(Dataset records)
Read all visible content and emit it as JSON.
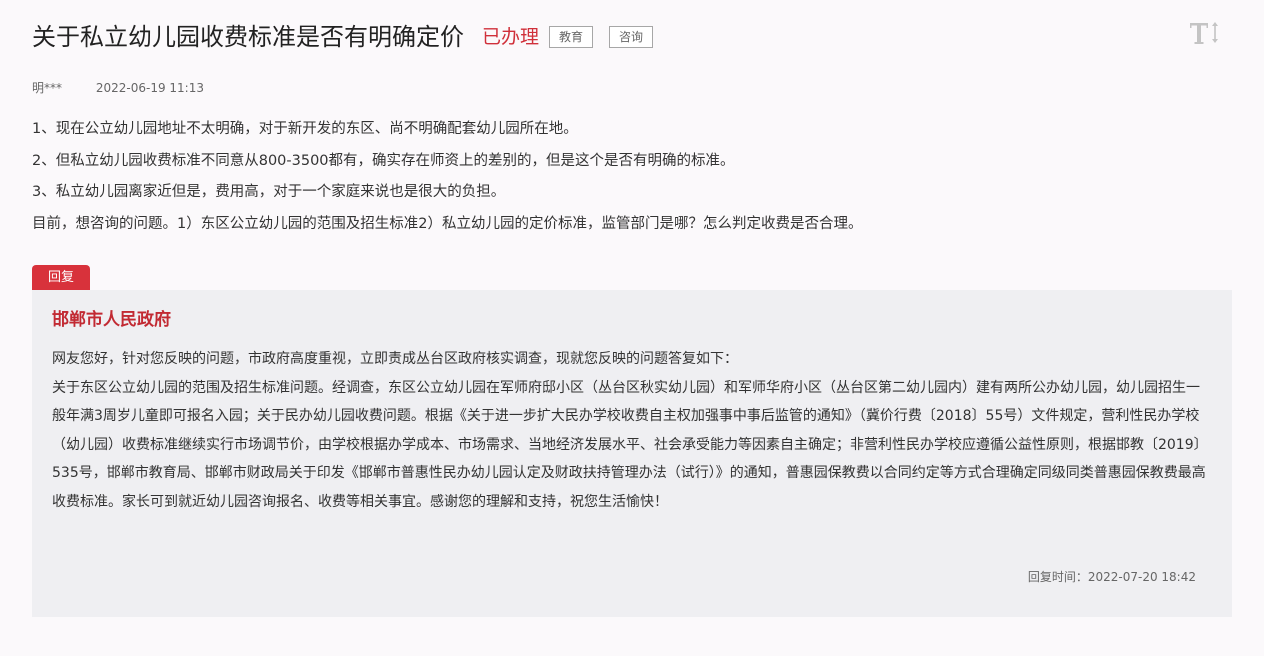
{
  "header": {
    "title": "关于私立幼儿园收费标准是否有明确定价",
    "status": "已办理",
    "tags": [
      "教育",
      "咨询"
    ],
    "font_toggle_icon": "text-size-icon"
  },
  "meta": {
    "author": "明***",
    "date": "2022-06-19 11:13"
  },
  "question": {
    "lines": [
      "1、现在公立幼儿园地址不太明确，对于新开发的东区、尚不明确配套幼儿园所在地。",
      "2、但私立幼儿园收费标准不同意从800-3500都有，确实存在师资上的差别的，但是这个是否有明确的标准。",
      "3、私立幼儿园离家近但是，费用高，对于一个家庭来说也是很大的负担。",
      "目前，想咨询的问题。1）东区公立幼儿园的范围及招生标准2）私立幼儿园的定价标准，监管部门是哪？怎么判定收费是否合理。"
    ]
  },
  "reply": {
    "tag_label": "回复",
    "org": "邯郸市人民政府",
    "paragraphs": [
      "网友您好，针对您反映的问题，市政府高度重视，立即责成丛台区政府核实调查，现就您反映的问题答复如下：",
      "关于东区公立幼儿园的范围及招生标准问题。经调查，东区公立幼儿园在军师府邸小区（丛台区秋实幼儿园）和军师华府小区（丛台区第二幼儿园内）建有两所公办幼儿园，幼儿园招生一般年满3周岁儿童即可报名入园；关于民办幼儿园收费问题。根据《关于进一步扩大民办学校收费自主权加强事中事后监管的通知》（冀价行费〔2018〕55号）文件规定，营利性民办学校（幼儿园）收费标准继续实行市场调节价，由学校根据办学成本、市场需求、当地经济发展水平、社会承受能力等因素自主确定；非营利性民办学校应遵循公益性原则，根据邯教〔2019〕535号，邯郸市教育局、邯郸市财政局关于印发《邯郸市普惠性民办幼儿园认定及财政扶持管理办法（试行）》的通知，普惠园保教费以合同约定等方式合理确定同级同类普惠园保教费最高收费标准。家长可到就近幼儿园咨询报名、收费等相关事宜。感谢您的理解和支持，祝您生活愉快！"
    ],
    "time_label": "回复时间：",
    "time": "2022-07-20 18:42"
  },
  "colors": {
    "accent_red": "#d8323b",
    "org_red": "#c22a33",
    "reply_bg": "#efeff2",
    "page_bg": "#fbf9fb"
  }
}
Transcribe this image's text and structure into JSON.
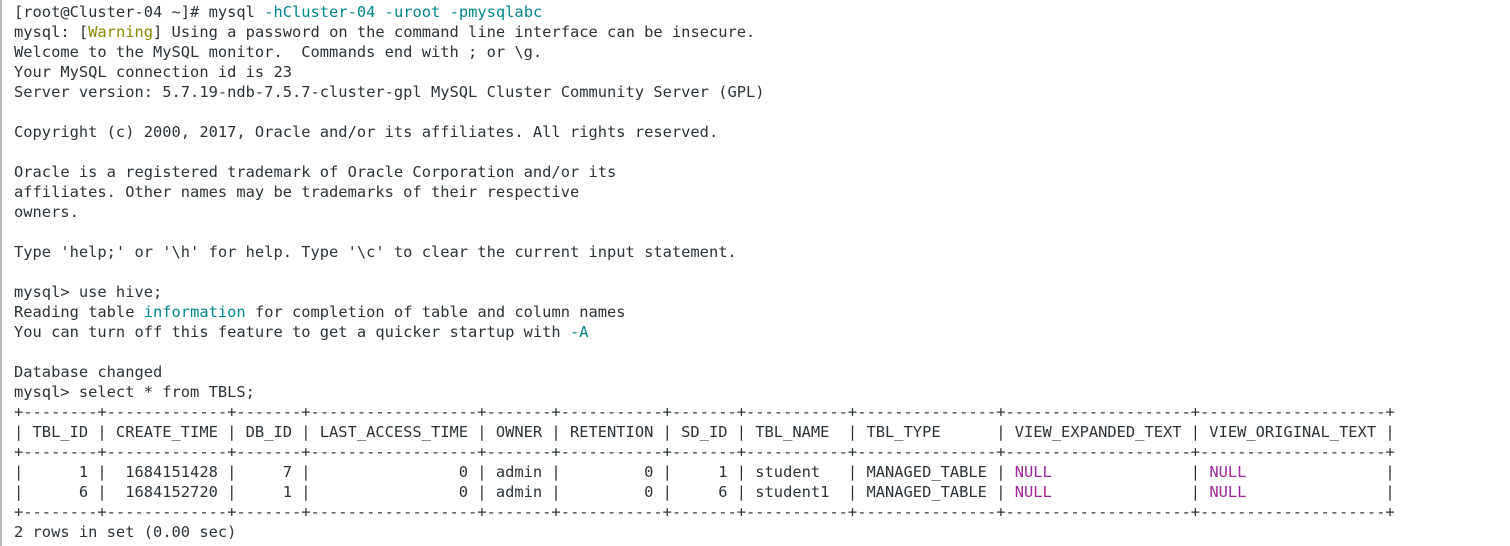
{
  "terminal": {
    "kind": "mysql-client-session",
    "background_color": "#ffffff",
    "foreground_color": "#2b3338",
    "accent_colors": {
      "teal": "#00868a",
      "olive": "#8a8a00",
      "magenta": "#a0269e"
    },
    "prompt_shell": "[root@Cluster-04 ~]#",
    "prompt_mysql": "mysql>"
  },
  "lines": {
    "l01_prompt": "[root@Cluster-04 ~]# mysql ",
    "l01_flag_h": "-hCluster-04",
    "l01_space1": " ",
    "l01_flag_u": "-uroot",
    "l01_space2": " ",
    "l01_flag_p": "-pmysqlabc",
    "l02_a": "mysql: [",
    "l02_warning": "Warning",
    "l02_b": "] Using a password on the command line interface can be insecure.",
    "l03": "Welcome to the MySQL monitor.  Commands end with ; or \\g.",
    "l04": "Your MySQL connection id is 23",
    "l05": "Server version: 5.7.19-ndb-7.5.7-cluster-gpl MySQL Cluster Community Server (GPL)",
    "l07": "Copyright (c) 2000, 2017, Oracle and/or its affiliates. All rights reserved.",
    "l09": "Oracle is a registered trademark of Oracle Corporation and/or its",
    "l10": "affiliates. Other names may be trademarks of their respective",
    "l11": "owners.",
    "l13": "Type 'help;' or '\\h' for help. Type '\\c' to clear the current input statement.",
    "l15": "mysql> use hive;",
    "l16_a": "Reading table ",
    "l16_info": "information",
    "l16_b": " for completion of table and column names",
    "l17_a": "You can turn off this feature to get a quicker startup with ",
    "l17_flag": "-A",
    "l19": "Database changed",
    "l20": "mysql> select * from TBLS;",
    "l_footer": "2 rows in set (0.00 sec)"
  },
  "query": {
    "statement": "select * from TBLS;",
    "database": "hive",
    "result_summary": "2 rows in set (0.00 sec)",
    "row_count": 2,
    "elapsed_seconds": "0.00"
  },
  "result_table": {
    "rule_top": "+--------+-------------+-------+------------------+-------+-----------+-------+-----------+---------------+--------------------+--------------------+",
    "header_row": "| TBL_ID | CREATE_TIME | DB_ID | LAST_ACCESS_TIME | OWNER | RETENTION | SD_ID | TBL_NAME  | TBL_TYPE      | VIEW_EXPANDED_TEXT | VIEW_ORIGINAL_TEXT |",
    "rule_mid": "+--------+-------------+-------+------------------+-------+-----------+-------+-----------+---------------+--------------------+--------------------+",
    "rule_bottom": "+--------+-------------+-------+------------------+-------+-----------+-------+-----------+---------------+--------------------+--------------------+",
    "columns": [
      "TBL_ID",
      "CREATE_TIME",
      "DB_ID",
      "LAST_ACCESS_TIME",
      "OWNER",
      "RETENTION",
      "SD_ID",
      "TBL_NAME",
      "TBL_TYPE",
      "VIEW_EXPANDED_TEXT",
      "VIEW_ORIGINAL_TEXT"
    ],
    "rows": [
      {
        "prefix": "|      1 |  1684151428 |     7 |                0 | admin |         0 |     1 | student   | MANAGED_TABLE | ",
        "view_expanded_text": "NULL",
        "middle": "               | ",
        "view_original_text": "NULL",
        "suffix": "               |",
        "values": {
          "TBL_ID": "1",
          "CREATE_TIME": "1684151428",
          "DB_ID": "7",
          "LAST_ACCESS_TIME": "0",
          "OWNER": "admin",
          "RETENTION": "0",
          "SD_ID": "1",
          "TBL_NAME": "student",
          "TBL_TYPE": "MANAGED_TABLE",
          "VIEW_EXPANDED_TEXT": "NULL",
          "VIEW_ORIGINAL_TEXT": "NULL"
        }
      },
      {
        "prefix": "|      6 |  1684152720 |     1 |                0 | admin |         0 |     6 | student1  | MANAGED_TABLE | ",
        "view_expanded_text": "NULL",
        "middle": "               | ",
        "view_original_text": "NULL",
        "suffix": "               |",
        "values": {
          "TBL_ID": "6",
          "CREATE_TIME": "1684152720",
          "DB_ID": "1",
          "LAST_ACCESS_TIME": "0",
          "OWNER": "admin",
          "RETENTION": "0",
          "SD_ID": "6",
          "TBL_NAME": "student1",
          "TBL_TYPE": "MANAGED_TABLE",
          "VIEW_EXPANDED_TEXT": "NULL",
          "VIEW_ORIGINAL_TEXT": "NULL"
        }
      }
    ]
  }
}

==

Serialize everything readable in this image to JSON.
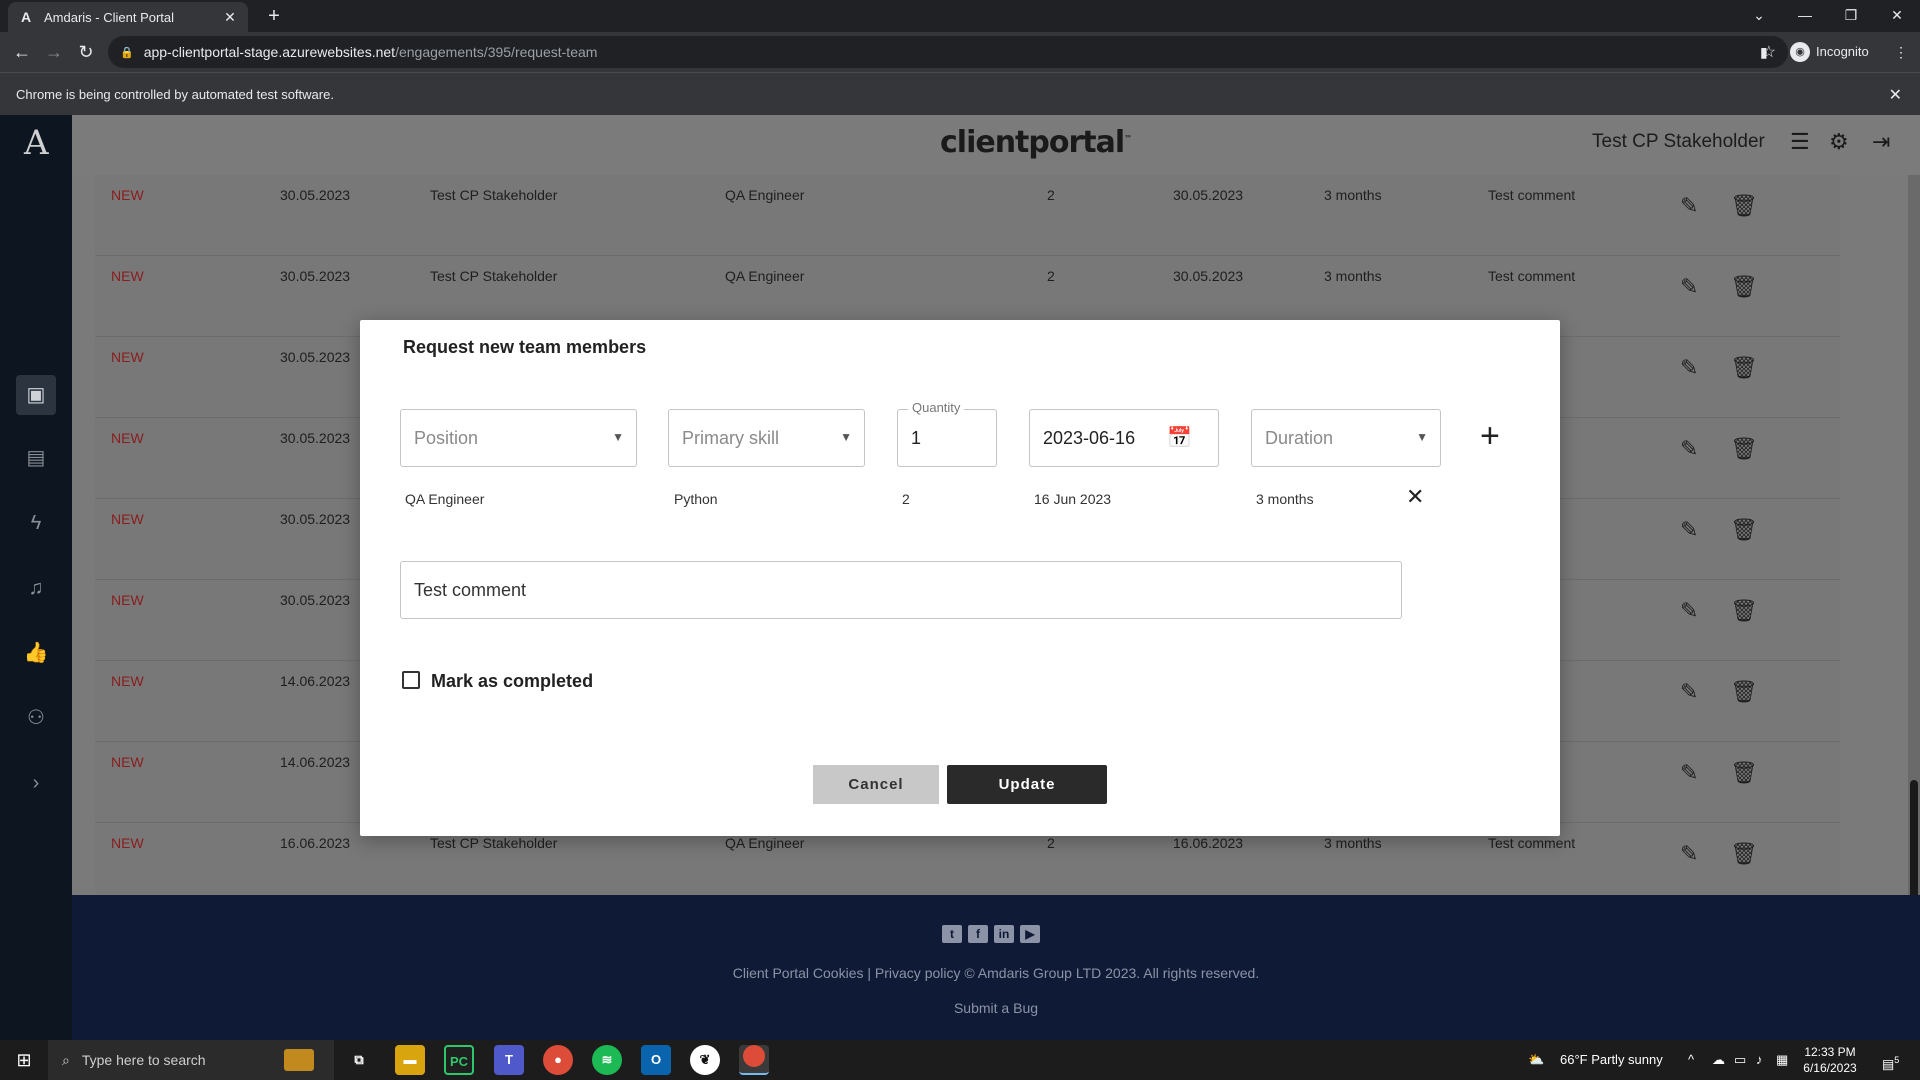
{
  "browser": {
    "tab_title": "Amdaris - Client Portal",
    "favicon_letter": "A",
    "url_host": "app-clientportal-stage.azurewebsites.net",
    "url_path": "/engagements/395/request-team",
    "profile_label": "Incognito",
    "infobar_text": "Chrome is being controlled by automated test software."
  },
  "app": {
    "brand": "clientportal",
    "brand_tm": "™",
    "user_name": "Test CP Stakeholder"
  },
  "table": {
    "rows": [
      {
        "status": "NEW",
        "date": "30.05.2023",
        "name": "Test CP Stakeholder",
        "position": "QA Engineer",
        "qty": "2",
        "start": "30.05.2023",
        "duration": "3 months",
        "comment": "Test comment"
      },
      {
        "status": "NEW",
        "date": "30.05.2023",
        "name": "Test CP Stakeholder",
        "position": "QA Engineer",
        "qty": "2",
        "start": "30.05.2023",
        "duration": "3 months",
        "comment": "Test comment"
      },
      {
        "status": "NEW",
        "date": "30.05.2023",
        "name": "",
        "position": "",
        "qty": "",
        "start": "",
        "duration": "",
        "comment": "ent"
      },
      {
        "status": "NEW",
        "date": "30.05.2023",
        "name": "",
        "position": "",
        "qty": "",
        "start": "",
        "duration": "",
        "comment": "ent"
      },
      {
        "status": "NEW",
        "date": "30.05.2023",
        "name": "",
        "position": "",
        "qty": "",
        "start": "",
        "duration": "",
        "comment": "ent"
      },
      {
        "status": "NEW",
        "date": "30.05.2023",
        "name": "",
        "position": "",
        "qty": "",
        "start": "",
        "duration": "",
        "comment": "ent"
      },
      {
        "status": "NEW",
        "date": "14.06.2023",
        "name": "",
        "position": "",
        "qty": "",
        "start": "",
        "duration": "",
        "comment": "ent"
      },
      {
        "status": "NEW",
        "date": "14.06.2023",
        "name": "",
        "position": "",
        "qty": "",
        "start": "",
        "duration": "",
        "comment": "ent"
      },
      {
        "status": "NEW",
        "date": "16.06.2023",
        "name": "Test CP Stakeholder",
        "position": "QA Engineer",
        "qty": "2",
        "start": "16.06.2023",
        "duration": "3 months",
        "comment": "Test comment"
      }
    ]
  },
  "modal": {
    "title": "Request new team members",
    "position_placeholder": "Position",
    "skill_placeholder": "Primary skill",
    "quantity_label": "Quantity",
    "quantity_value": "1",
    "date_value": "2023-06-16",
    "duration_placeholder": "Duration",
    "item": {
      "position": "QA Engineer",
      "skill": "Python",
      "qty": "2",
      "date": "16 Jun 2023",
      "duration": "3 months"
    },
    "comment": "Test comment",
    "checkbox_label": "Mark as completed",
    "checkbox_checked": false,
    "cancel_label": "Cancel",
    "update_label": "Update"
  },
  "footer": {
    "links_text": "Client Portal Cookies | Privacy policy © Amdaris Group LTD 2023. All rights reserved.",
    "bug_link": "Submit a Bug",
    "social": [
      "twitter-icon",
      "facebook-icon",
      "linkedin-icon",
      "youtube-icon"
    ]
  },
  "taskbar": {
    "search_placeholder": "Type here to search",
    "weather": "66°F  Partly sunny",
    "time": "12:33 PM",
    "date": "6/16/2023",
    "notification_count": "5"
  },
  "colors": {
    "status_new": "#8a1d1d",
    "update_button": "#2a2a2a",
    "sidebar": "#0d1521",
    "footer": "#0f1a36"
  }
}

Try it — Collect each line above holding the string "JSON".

Exercise solution —
Read all visible content and emit it as JSON.
Transcribe this image's text and structure into JSON.
Serialize everything readable in this image to JSON.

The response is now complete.